With an outbreak of measles in at least two provinces, and the H1N1 virus scare, vaccination has become an important topic.
Immunisation has led to some serious childhood illnesses being eradicated in a generation. But a combination of complacency and dodgy scientific opinions about side-effects has led to a drop in immunisation, and the return of those diseases.
Why should children be vaccinated?
Vaccines are one of the most important strategies available to help prevent infectious diseases. In the past, before vaccines, many children died or had severe complications following infections. Vaccines have helped to eliminate certain diseases (such as smallpox) and made others very uncommon (such as measles and polio).
The more people are vaccinated, the more successful the vaccination programme will be, since there will be fewer people available for the organism to infect. When fewer people are infected, there will be less transmission of the organism, and hopefully the disease can be eradicated. This obviously only holds true for organisms that affect humans exclusively.

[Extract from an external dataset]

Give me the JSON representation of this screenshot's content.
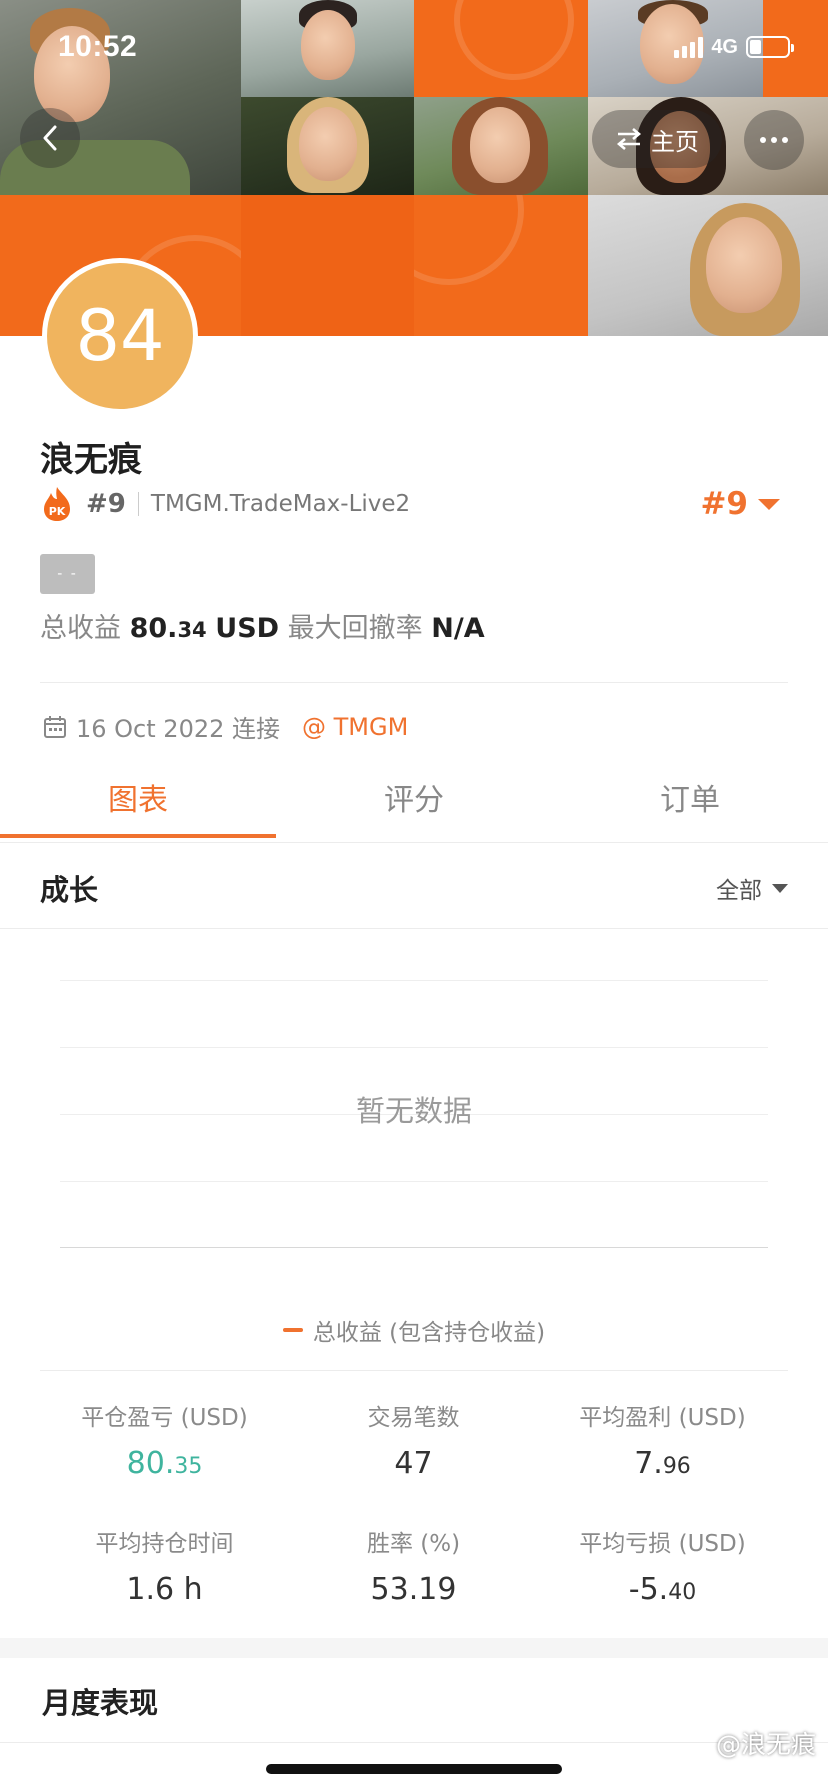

Some organisms that cause infection can be found in various wild or domestic animals as well (sometimes without causing disease in these animals). In such cases it would be much more difficult to eradicate the organism completely, but vaccination would still prevent humans from getting the disease.
How do vaccines work?
Routine immunisation schedule
(Health24, October 2009)